Endnote-1: Hindu mythology talks about reincarnation of Gods. God Vishnu has ten important reincarnations, nine have already taken birth. Vaman was his fifth. The tenth and his last reincarnation Kalki, is supposed to take birth after 84 thousand years. With him, the cycle of Universe is predicted to end and a new cycle of creation and destruction is to begin.
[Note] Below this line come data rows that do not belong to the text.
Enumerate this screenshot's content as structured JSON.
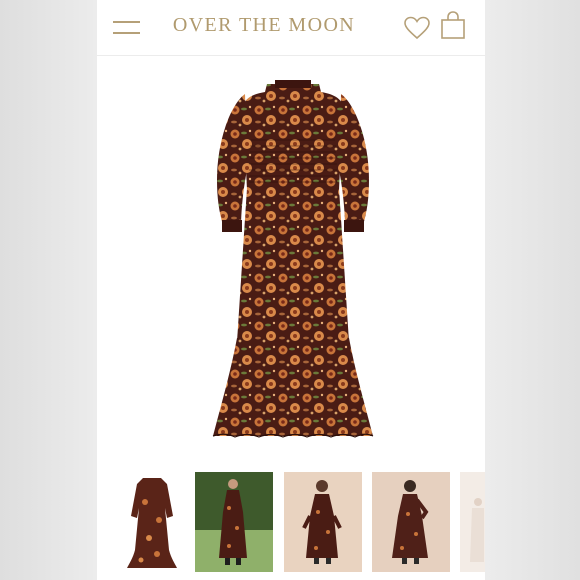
{
  "header": {
    "brand": "OVER THE MOON",
    "menu_icon": "hamburger-menu-icon",
    "wishlist_icon": "heart-icon",
    "cart_icon": "shopping-bag-icon"
  },
  "product": {
    "main_image": "floral-maxi-dress-image"
  },
  "thumbnails": [
    {
      "name": "thumbnail-dress-flat"
    },
    {
      "name": "thumbnail-model-garden"
    },
    {
      "name": "thumbnail-model-front"
    },
    {
      "name": "thumbnail-model-pose"
    },
    {
      "name": "thumbnail-partial"
    }
  ],
  "colors": {
    "brand": "#b09a6e",
    "dress_base": "#4a1c14",
    "dress_pattern": "#c8743a"
  }
}
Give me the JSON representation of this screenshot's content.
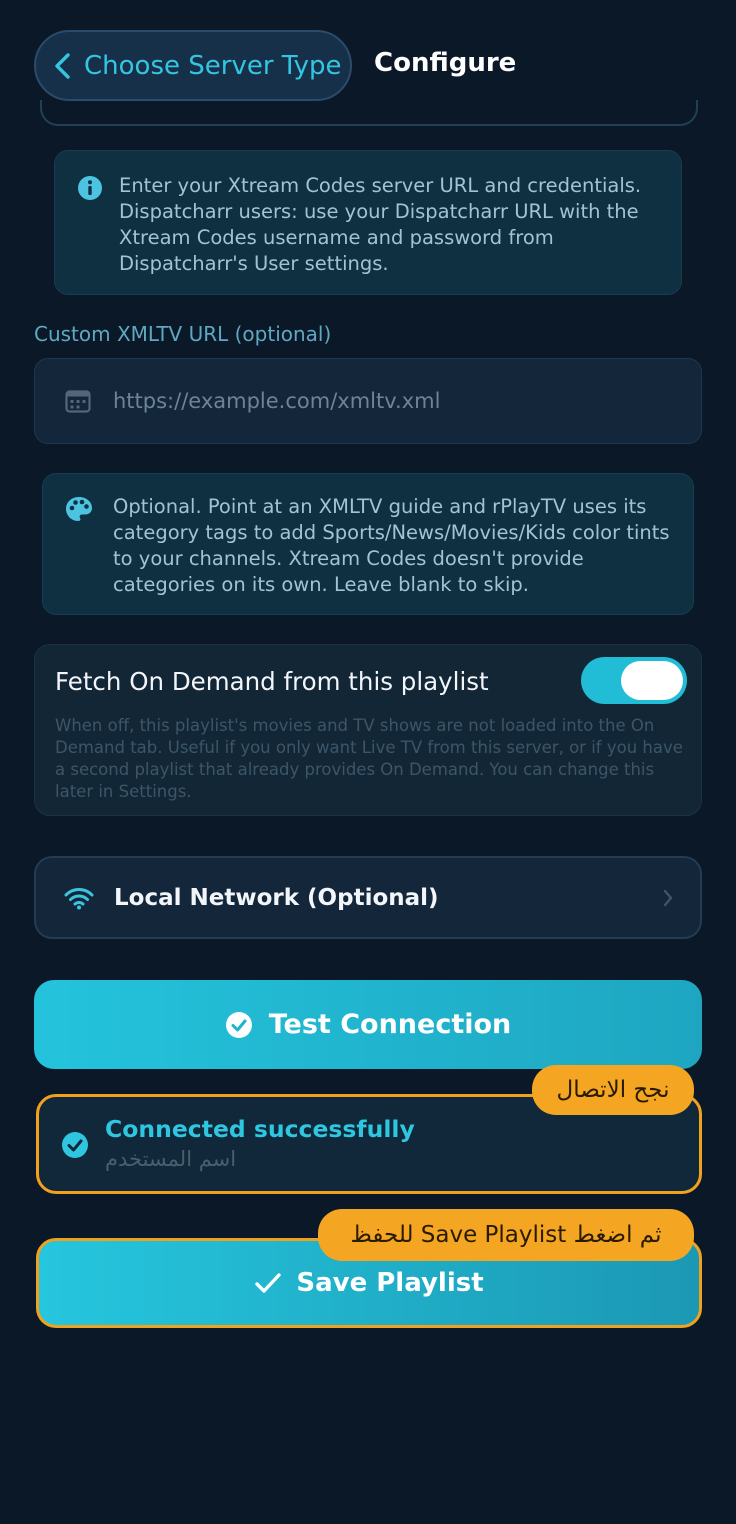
{
  "header": {
    "back_label": "Choose Server Type",
    "title": "Configure"
  },
  "xtream_info": {
    "icon": "info-icon",
    "text": "Enter your Xtream Codes server URL and credentials. Dispatcharr users: use your Dispatcharr URL with the Xtream Codes username and password from Dispatcharr's User settings."
  },
  "xmltv": {
    "label": "Custom XMLTV URL (optional)",
    "placeholder": "https://example.com/xmltv.xml",
    "value": "",
    "icon": "calendar-icon"
  },
  "xmltv_info": {
    "icon": "palette-icon",
    "text": "Optional. Point at an XMLTV guide and rPlayTV uses its category tags to add Sports/News/Movies/Kids color tints to your channels. Xtream Codes doesn't provide categories on its own. Leave blank to skip."
  },
  "on_demand": {
    "title": "Fetch On Demand from this playlist",
    "enabled": true,
    "description": "When off, this playlist's movies and TV shows are not loaded into the On Demand tab. Useful if you only want Live TV from this server, or if you have a second playlist that already provides On Demand. You can change this later in Settings."
  },
  "local_network": {
    "label": "Local Network (Optional)",
    "icon": "wifi-icon"
  },
  "test_connection": {
    "label": "Test Connection"
  },
  "connection_status": {
    "title": "Connected successfully",
    "subtitle": "اسم المستخدم"
  },
  "save": {
    "label": "Save Playlist"
  },
  "annotations": {
    "connected_note": "نجح الاتصال",
    "save_note": "ثم اضغط Save Playlist للحفظ"
  },
  "colors": {
    "background": "#0b1828",
    "accent": "#24c3dc",
    "highlight": "#f0a21e"
  }
}
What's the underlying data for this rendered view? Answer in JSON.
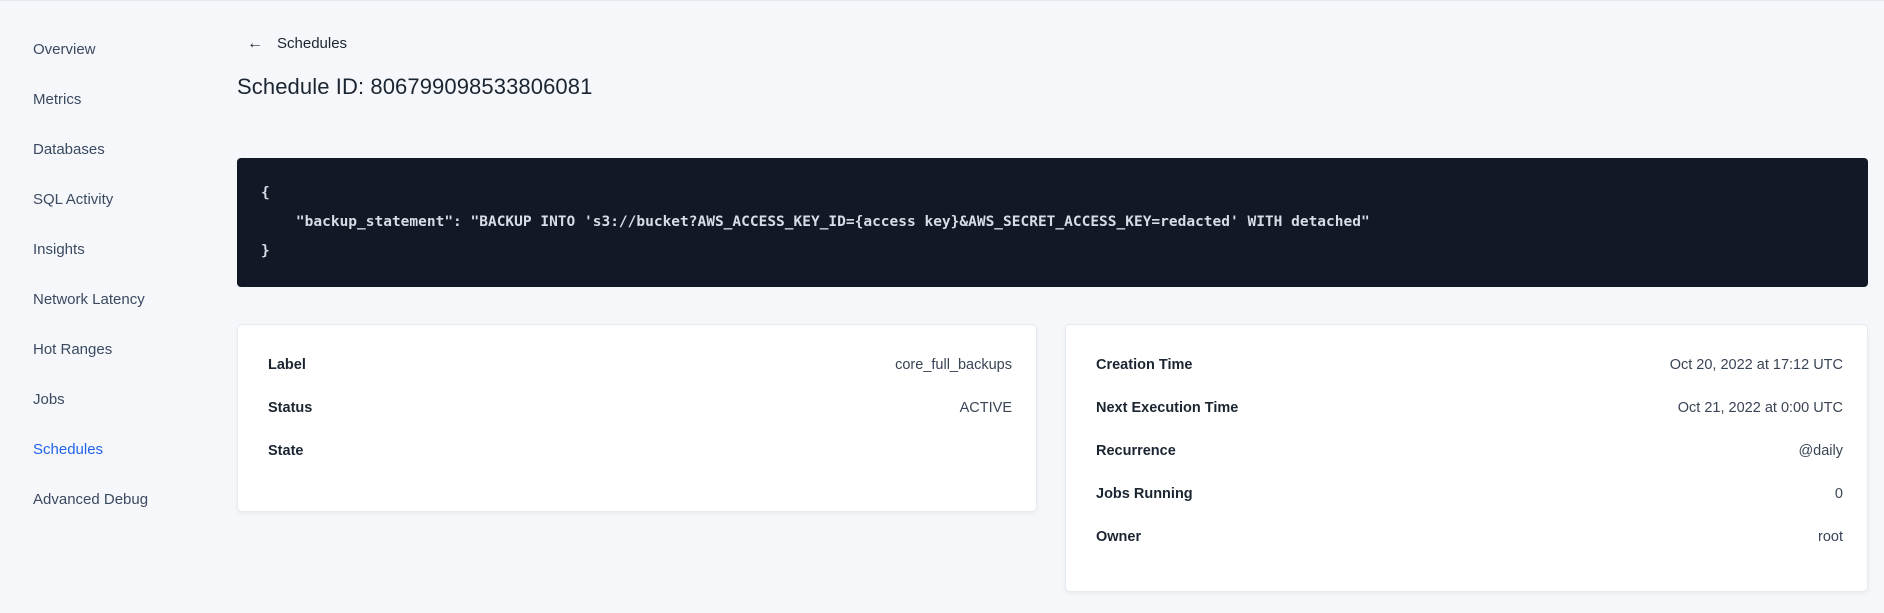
{
  "sidebar": {
    "items": [
      {
        "label": "Overview",
        "active": false
      },
      {
        "label": "Metrics",
        "active": false
      },
      {
        "label": "Databases",
        "active": false
      },
      {
        "label": "SQL Activity",
        "active": false
      },
      {
        "label": "Insights",
        "active": false
      },
      {
        "label": "Network Latency",
        "active": false
      },
      {
        "label": "Hot Ranges",
        "active": false
      },
      {
        "label": "Jobs",
        "active": false
      },
      {
        "label": "Schedules",
        "active": true
      },
      {
        "label": "Advanced Debug",
        "active": false
      }
    ]
  },
  "header": {
    "back_icon": "←",
    "back_label": "Schedules",
    "title": "Schedule ID: 806799098533806081"
  },
  "code_block": {
    "lines": {
      "open": "{",
      "statement": "    \"backup_statement\": \"BACKUP INTO 's3://bucket?AWS_ACCESS_KEY_ID={access key}&AWS_SECRET_ACCESS_KEY=redacted' WITH detached\"",
      "close": "}"
    }
  },
  "summary_card": {
    "rows": [
      {
        "label": "Label",
        "value": "core_full_backups"
      },
      {
        "label": "Status",
        "value": "ACTIVE"
      },
      {
        "label": "State",
        "value": ""
      }
    ]
  },
  "schedule_card": {
    "rows": [
      {
        "label": "Creation Time",
        "value": "Oct 20, 2022 at 17:12 UTC"
      },
      {
        "label": "Next Execution Time",
        "value": "Oct 21, 2022 at 0:00 UTC"
      },
      {
        "label": "Recurrence",
        "value": "@daily"
      },
      {
        "label": "Jobs Running",
        "value": "0"
      },
      {
        "label": "Owner",
        "value": "root"
      }
    ]
  },
  "colors": {
    "page_background": "#f5f7fa",
    "active_nav": "#2263eb",
    "code_background": "#121826",
    "code_text": "#d7dce6",
    "heading_text": "#1b2531"
  }
}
Vaman asking three steps from demon king Bali
Endnote-2: Vaman was God Visnu's fifth reincarnation. The legend for this reincarnation is that demon King Bali concurred the Earth, Heavens and banished Indra from there. He in his fifth avtaar, Vamana freed the Earth from terror of demon Bali and restored Indra's authority over the heavens. God Vishnu disguised as short Brahmin that is why he was known as Vamana (it means dwarf), carrying a wooden umbrella requested three steps of land from King Bali to live in. He gave that promise, against the warning given by his Guru Sukracharya. Vamana, the Supreme God, then grew so huge that he could cover from heaven to earth, earth to lower worlds in two simple steps. King Bali unable to fulfil the promise of three paces of land to the Supreme God, offered his head for the third step. Vamana placed his foot on King Bali's head and gave him immortality for his benevolence.

Endnote-3:The US Supreme Court in TVA Vs Hill (57 L.Ed 2nd 117) stopped the construction of a dam over the Little Tennessee River. The reason was extinction of an endangered snail darter, a three-inch tannish coloured fish, found in the river. Traditionally Attorney General of US appears only once in his term. Cases are argued in the court by the Solicitor General. Griffin B Bell, the then Attorney General, had chosen to appear in this case. He showed the fish in the court. According to him, the dam was completed and only for this three-inch fish the doors of the dam could not be closed. The congress had to amend the law to get over the judgement. Snail darters, which had previously lived only on the Little Tennessee River, were transplanted to the Hiwassee River. It was only then they could complete the constructions. The court while stopping the construction quoted the following passage of Bolds (A man for all seasons Act I Page 147) with approval.
‘The law Roper the law I know what’s legal not what’s right And will stick to what’s legal- I am not God. The currents and endless of rights and wrong which you find such plain sailing. I cannot navigate I am not a voyager. I am a forester in the thickness of law-what would you do? Cut a great road through the law to get after the Devil. And when the last law was down and Devil turned around on you, where would you hide, Roper the laws all being flat. This country’s planned thick with the laws from coast to coast-Man’s law not God's and if you cut them down-Do you really think you can stand upright in the winds that would blow then-Yes I would give the Devil benefit of law for my own safety’s sake.'

Endnote-4: The second, third, fifth and sixth pictures are from Wikipedia.   

Enhanced by Zemanta

No comments:

Post a Comment

STEPHEN HAWKING: Courage personified

Stephen Hawking was one of the greatest Astrophysicists of all times. He died early morning today on 14th March 2018 at the age of 76. Th...